Circulating Tumor Cells as a Tool of Minimal Residual Disease Can Predict Lung Cancer Recurrence: A longitudinal, Prospective Trial

Diagnostics (Basel). 2020 Mar 6;10(3):144. doi: 10.3390/diagnostics10030144.


Background: The role of circulating tumor cells (CTCs) for predicting the recurrence of cancer in lung cancer patients after surgery remains unclear.

Methods: A negatively selected protocol of CTC identification was applied. For all the enrolled patients, CTC testing was performed before and after surgery on the operation day (day 0), postoperative day 1, and day 3. The daily decline and trend of CTCs were analyzed to correlate with cancer relapse. The mixed model repeated measures (MMRM) adjusted by cancer characteristics was applied for statistical significance.

Results: Fifty patients with lung mass undergoing surgery were enrolled. Among 41 primary lung cancers, 26 (63.4%) were pathological stage Tis and I. A total of 200 CTC tests were performed.
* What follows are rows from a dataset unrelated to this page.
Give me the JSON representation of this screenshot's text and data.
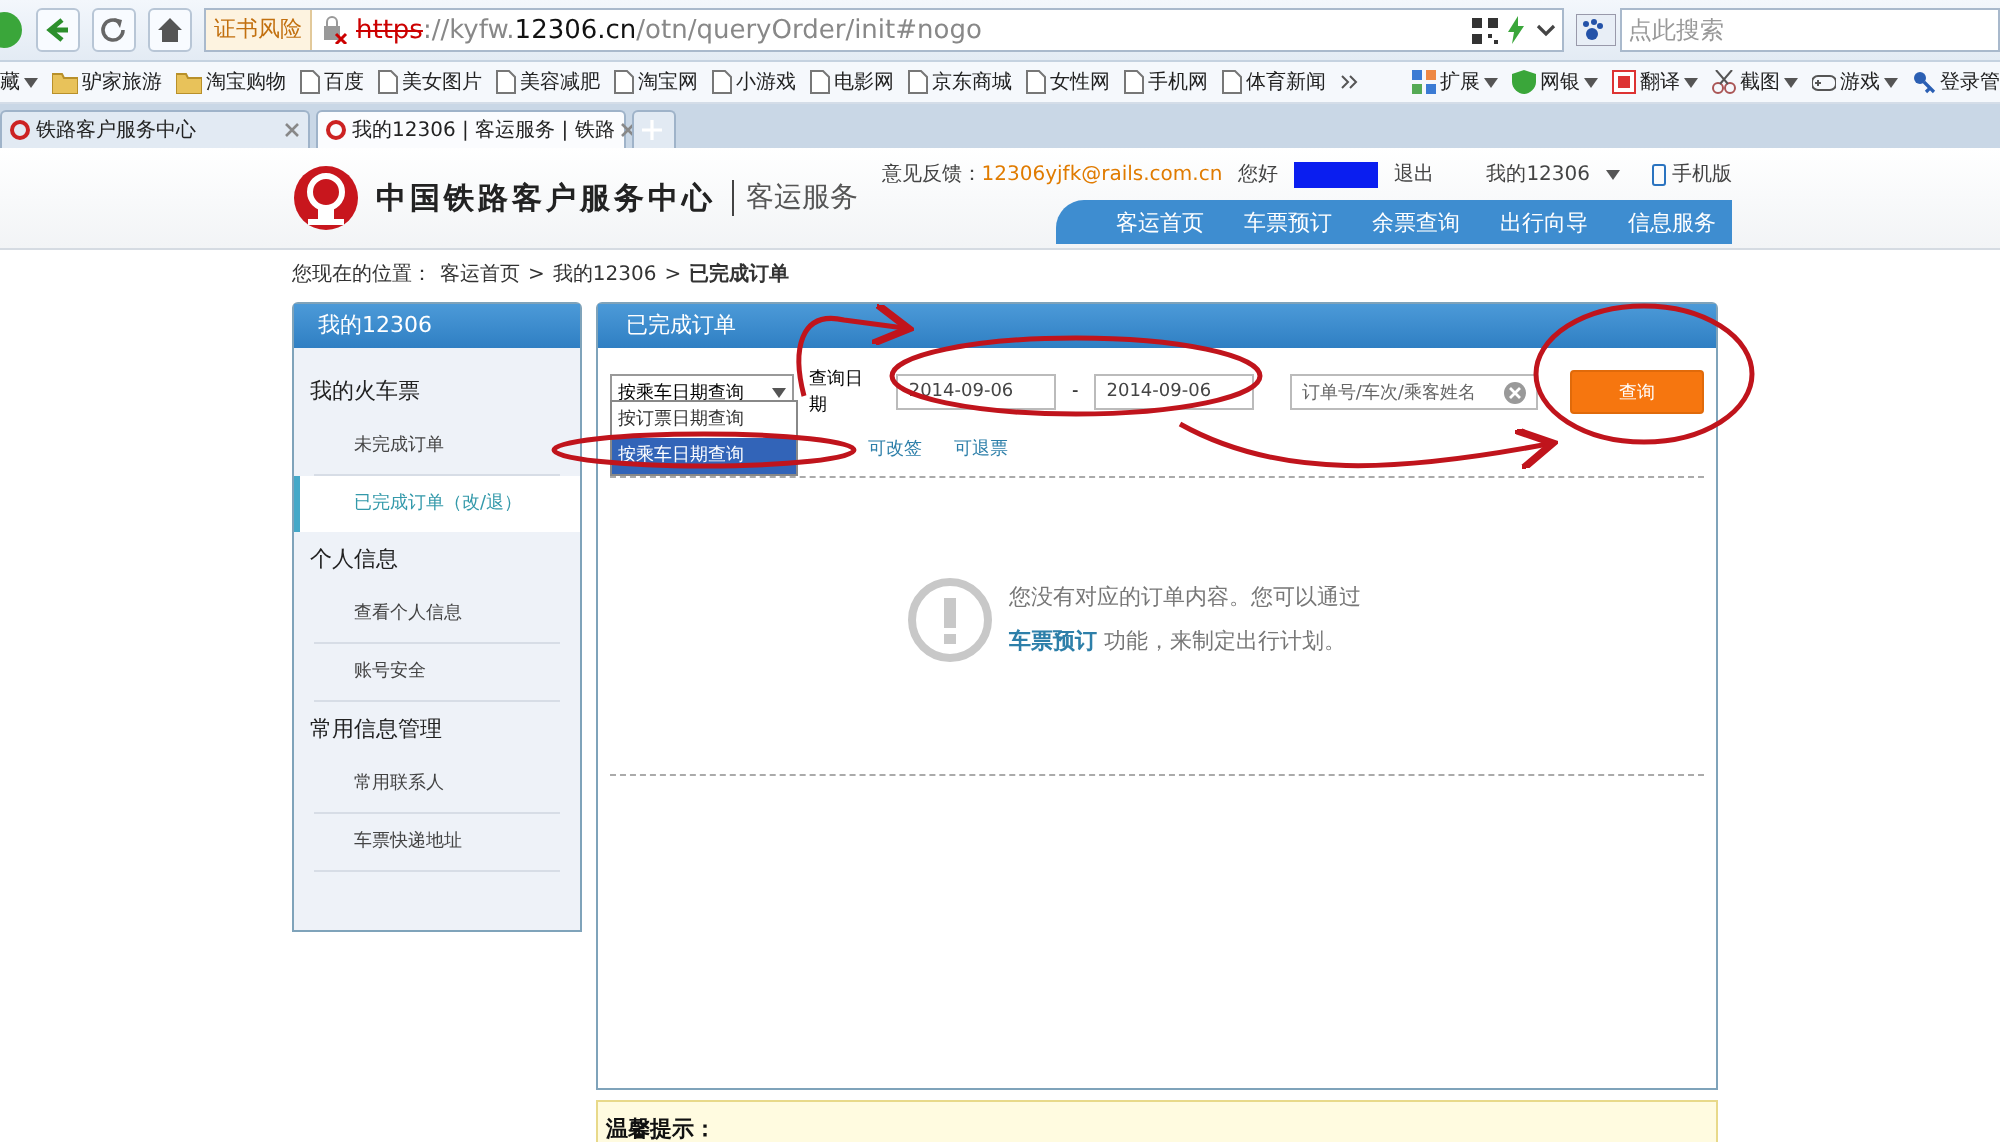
{
  "browser": {
    "security_badge": "证书风险",
    "url_scheme": "https",
    "url_host_prefix": "://kyfw.",
    "url_host": "12306.cn",
    "url_path": "/otn/queryOrder/init#nogo",
    "search_placeholder": "点此搜索",
    "bookmarks": [
      {
        "label": "藏",
        "kind": "menu"
      },
      {
        "label": "驴家旅游",
        "kind": "folder"
      },
      {
        "label": "淘宝购物",
        "kind": "folder"
      },
      {
        "label": "百度",
        "kind": "page"
      },
      {
        "label": "美女图片",
        "kind": "page"
      },
      {
        "label": "美容减肥",
        "kind": "page"
      },
      {
        "label": "淘宝网",
        "kind": "page"
      },
      {
        "label": "小游戏",
        "kind": "page"
      },
      {
        "label": "电影网",
        "kind": "page"
      },
      {
        "label": "京东商城",
        "kind": "page"
      },
      {
        "label": "女性网",
        "kind": "page"
      },
      {
        "label": "手机网",
        "kind": "page"
      },
      {
        "label": "体育新闻",
        "kind": "page"
      }
    ],
    "tools": [
      {
        "label": "扩展"
      },
      {
        "label": "网银"
      },
      {
        "label": "翻译"
      },
      {
        "label": "截图"
      },
      {
        "label": "游戏"
      },
      {
        "label": "登录管"
      }
    ],
    "tabs": [
      {
        "title": "铁路客户服务中心",
        "selected": false
      },
      {
        "title": "我的12306 | 客运服务 | 铁路",
        "selected": true
      }
    ]
  },
  "header": {
    "site_name": "中国铁路客户服务中心",
    "subtitle": "客运服务",
    "feedback_label": "意见反馈：",
    "feedback_email": "12306yjfk@rails.com.cn",
    "greeting": "您好",
    "logout": "退出",
    "account_menu": "我的12306",
    "mobile": "手机版",
    "nav": [
      "客运首页",
      "车票预订",
      "余票查询",
      "出行向导",
      "信息服务"
    ]
  },
  "breadcrumb": {
    "prefix": "您现在的位置：",
    "items": [
      "客运首页",
      "我的12306"
    ],
    "separators": [
      ">",
      ">"
    ],
    "current": "已完成订单"
  },
  "sidebar": {
    "title": "我的12306",
    "groups": [
      {
        "label": "我的火车票",
        "items": [
          {
            "label": "未完成订单",
            "selected": false
          },
          {
            "label": "已完成订单（改/退）",
            "selected": true
          }
        ]
      },
      {
        "label": "个人信息",
        "items": [
          {
            "label": "查看个人信息",
            "selected": false
          },
          {
            "label": "账号安全",
            "selected": false
          }
        ]
      },
      {
        "label": "常用信息管理",
        "items": [
          {
            "label": "常用联系人",
            "selected": false
          },
          {
            "label": "车票快递地址",
            "selected": false
          }
        ]
      }
    ]
  },
  "panel": {
    "title": "已完成订单",
    "query_type": "按乘车日期查询",
    "query_options": [
      {
        "label": "按订票日期查询",
        "selected": false
      },
      {
        "label": "按乘车日期查询",
        "selected": true
      }
    ],
    "date_label": "查询日期",
    "start_date": "2014-09-06",
    "date_separator": "-",
    "end_date": "2014-09-06",
    "search_placeholder": "订单号/车次/乘客姓名",
    "search_button": "查询",
    "filters": [
      {
        "label": "可改签",
        "selected": false
      },
      {
        "label": "可退票",
        "selected": false
      }
    ],
    "empty_message": "您没有对应的订单内容。您可以通过",
    "empty_link": "车票预订",
    "empty_message_end": " 功能，来制定出行计划。"
  },
  "tip": {
    "title": "温馨提示："
  }
}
MMRM analysis indicated that surgery could contribute to a CTC decline after surgery in all patients with statistical significance (p = 0.0005). The daily decrease of CTCs was statistically different between patients with and without recurrence (p = 0.0068). An early rebound of CTC counts on postoperative days 1 and 3 was associated with recurrence months later.

Conclusion: CTC testing can potentially serve as a tool for minimal residual disease detection in early-staged lung cancer after curative surgery.

Keywords: circulating tumor cells; early detection; early-stage; minimal residual disease’ mixed model repeated measures; non-small cell lung cancer.